= Items from a dataset =
════════════════════

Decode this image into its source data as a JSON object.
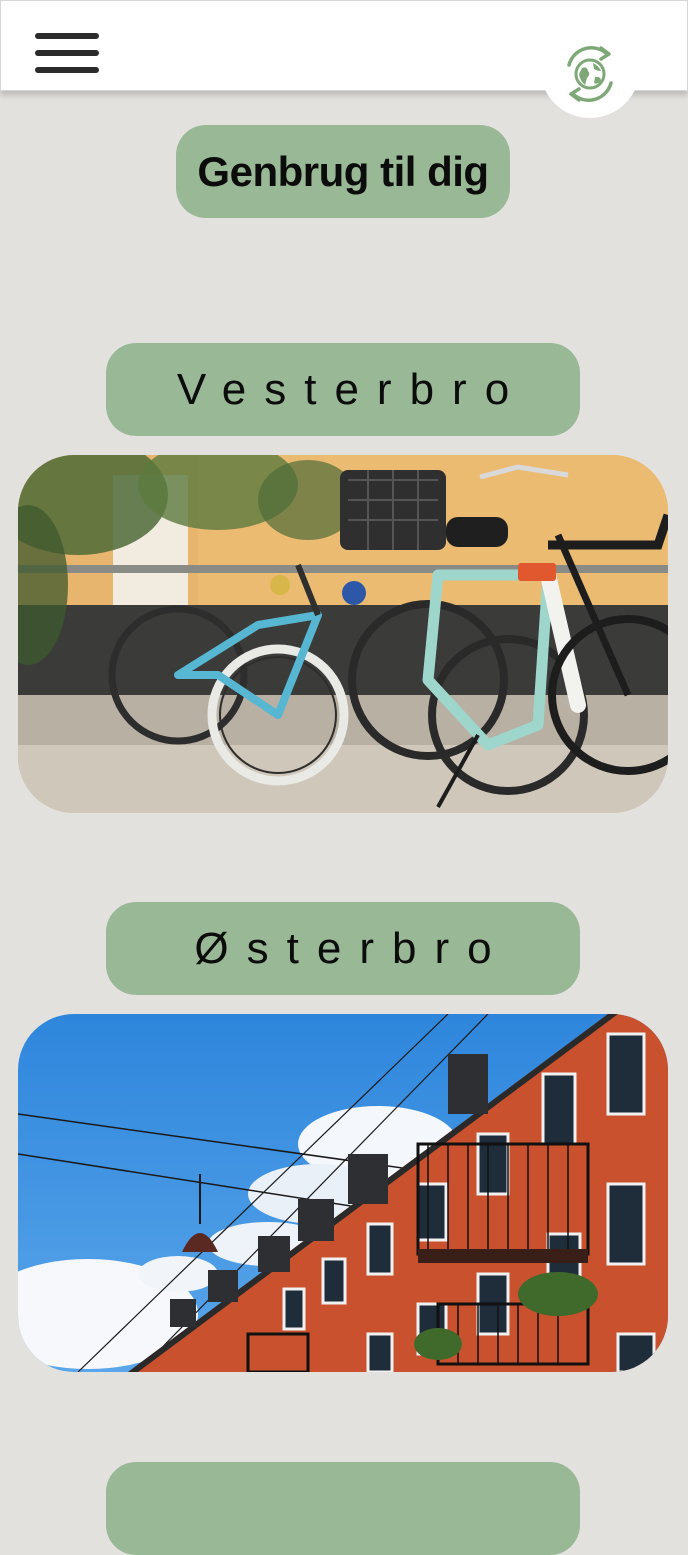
{
  "header": {
    "menu_icon": "hamburger-menu-icon",
    "logo_icon": "recycle-globe-logo-icon"
  },
  "page": {
    "title": "Genbrug til dig"
  },
  "areas": [
    {
      "label": "Vesterbro",
      "image": "bicycles-against-wall-photo"
    },
    {
      "label": "Østerbro",
      "image": "red-brick-apartment-building-photo"
    },
    {
      "label": ""
    }
  ],
  "colors": {
    "background": "#e3e1de",
    "pill_green": "#99b896",
    "logo_green": "#7fa878"
  }
}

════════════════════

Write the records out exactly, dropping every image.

Decode this image into its source data as a JSON object.
{
  "header": {
    "menu_icon": "hamburger-menu-icon",
    "logo_icon": "recycle-globe-logo-icon"
  },
  "page": {
    "title": "Genbrug til dig"
  },
  "areas": [
    {
      "label": "Vesterbro",
      "image": "bicycles-against-wall-photo"
    },
    {
      "label": "Østerbro",
      "image": "red-brick-apartment-building-photo"
    },
    {
      "label": ""
    }
  ],
  "colors": {
    "background": "#e3e1de",
    "pill_green": "#99b896",
    "logo_green": "#7fa878"
  }
}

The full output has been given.